Please set down, unchanged, the line containing "Enumerate this screenshot's" and all the lines that follow it until the data below ends.

Segment Open

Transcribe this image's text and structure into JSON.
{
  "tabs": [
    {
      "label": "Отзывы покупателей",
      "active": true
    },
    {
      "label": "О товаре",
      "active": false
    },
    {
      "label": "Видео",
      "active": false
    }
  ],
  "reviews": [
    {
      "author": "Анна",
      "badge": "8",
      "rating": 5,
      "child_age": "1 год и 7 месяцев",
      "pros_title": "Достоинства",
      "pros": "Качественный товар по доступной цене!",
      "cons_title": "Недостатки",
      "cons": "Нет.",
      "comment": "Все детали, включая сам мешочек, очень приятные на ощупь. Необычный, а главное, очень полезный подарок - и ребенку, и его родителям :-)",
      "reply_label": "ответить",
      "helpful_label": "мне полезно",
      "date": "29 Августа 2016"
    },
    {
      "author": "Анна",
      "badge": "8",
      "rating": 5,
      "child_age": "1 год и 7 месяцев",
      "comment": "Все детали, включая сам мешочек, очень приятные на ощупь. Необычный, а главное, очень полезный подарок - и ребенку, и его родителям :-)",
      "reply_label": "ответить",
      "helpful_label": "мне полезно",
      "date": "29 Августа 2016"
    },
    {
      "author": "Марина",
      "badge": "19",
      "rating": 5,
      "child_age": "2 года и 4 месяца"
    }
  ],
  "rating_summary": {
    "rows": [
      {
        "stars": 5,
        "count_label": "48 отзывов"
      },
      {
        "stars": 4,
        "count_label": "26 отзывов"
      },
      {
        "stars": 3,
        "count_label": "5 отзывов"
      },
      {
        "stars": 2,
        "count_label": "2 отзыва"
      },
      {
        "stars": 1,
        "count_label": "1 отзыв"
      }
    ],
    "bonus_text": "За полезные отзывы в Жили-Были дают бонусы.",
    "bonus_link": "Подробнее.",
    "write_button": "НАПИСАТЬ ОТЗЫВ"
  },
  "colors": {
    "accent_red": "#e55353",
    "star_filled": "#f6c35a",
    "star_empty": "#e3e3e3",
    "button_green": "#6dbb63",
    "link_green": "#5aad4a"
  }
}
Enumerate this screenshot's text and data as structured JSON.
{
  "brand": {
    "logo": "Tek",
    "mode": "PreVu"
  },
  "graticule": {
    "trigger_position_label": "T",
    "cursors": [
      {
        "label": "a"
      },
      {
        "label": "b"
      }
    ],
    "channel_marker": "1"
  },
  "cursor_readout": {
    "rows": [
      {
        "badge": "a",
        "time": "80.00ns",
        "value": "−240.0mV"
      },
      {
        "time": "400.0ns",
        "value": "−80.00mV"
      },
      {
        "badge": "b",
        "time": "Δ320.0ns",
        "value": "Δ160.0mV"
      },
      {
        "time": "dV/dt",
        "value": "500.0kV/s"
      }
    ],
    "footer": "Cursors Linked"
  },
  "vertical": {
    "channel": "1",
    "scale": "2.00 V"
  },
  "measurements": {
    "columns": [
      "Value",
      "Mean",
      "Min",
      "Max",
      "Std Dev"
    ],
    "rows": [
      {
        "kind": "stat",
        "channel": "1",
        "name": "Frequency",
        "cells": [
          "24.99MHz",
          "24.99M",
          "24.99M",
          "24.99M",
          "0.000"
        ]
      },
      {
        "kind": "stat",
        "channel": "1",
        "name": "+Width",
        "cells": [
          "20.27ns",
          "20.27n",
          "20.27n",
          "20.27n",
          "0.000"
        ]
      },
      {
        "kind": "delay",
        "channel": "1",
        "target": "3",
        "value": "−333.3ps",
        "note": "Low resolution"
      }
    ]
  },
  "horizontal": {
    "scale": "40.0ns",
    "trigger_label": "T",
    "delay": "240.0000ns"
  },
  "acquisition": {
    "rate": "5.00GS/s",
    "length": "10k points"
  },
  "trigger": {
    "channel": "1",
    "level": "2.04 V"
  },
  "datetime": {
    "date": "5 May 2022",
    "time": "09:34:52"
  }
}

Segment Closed

WRITTEN RESPONSE
Enumerate this screenshot's text and data as structured JSON.
{
  "brand": {
    "logo": "Tek",
    "mode": "PreVu"
  },
  "graticule": {
    "trigger_position_label": "T",
    "cursors": [
      {
        "label": "a"
      },
      {
        "label": "b"
      }
    ],
    "channel_marker": "1"
  },
  "cursor_readout": {
    "rows": [
      {
        "badge": "a",
        "time": "80.00ns",
        "value": "−240.0mV"
      },
      {
        "time": "400.0ns",
        "value": "−80.00mV"
      },
      {
        "badge": "b",
        "time": "Δ320.0ns",
        "value": "Δ160.0mV"
      },
      {
        "time": "dV/dt",
        "value": "500.0kV/s"
      }
    ],
    "footer": "Cursors Linked"
  },
  "vertical": {
    "channel": "1",
    "scale": "2.00 V"
  },
  "measurements": {
    "columns": [
      "Value",
      "Mean",
      "Min",
      "Max",
      "Std Dev"
    ],
    "rows": [
      {
        "kind": "stat",
        "channel": "1",
        "name": "Frequency",
        "cells": [
          "24.99MHz",
          "24.99M",
          "24.99M",
          "24.99M",
          "0.000"
        ]
      },
      {
        "kind": "stat",
        "channel": "1",
        "name": "+Width",
        "cells": [
          "20.27ns",
          "20.27n",
          "20.27n",
          "20.27n",
          "0.000"
        ]
      },
      {
        "kind": "delay",
        "channel": "1",
        "target": "3",
        "value": "−333.3ps",
        "note": "Low resolution"
      }
    ]
  },
  "horizontal": {
    "scale": "40.0ns",
    "trigger_label": "T",
    "delay": "240.0000ns"
  },
  "acquisition": {
    "rate": "5.00GS/s",
    "length": "10k points"
  },
  "trigger": {
    "channel": "1",
    "level": "2.04 V"
  },
  "datetime": {
    "date": "5 May 2022",
    "time": "09:34:52"
  }
}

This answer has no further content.